■ Problem statement ■
Without including any picture, write out the entries exactly as they stand.

■ Material for this task ■
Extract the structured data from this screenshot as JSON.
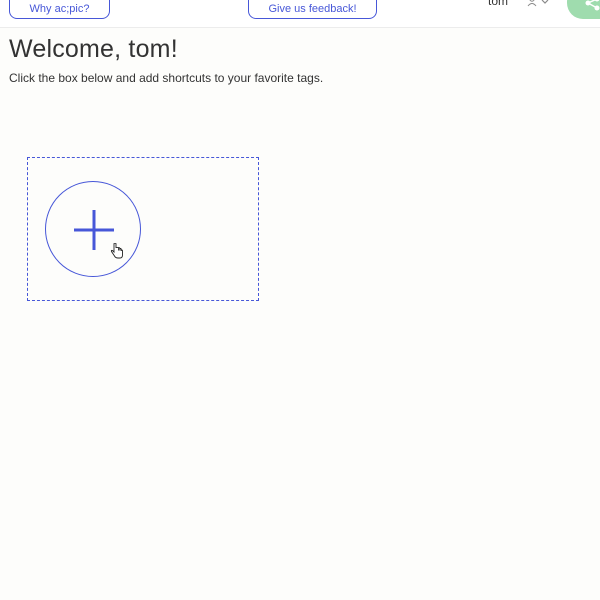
{
  "header": {
    "why_button_label": "Why ac;pic?",
    "feedback_button_label": "Give us feedback!",
    "username": "tom",
    "user_menu_icon": "user-chevron-down-icon",
    "share_icon": "share-icon"
  },
  "main": {
    "welcome_title": "Welcome, tom!",
    "instructions": "Click the box below and add shortcuts to your favorite tags.",
    "add_shortcut_icon": "plus-icon"
  },
  "colors": {
    "accent": "#4757d8",
    "share_button_bg": "#9fdcae",
    "background": "#fdfdfb",
    "text": "#333333"
  }
}
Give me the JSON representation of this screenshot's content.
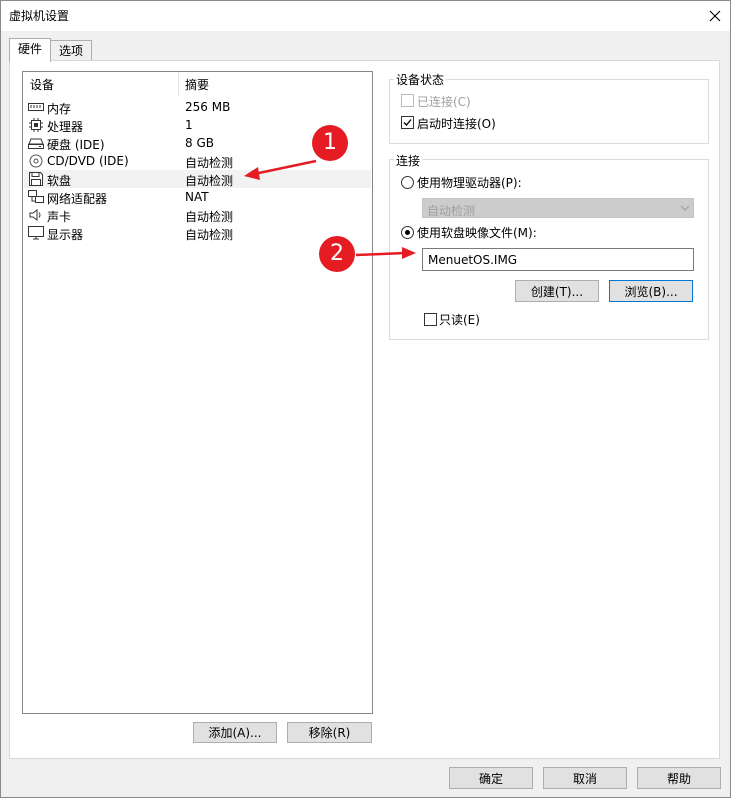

■ Answer ■
Extract the structured data from this screenshot as JSON.
{
  "header": {
    "why_button_label": "Why ac;pic?",
    "feedback_button_label": "Give us feedback!",
    "username": "tom",
    "user_menu_icon": "user-chevron-down-icon",
    "share_icon": "share-icon"
  },
  "main": {
    "welcome_title": "Welcome, tom!",
    "instructions": "Click the box below and add shortcuts to your favorite tags.",
    "add_shortcut_icon": "plus-icon"
  },
  "colors": {
    "accent": "#4757d8",
    "share_button_bg": "#9fdcae",
    "background": "#fdfdfb",
    "text": "#333333"
  }
}
Give me the JSON representation of this screenshot's content.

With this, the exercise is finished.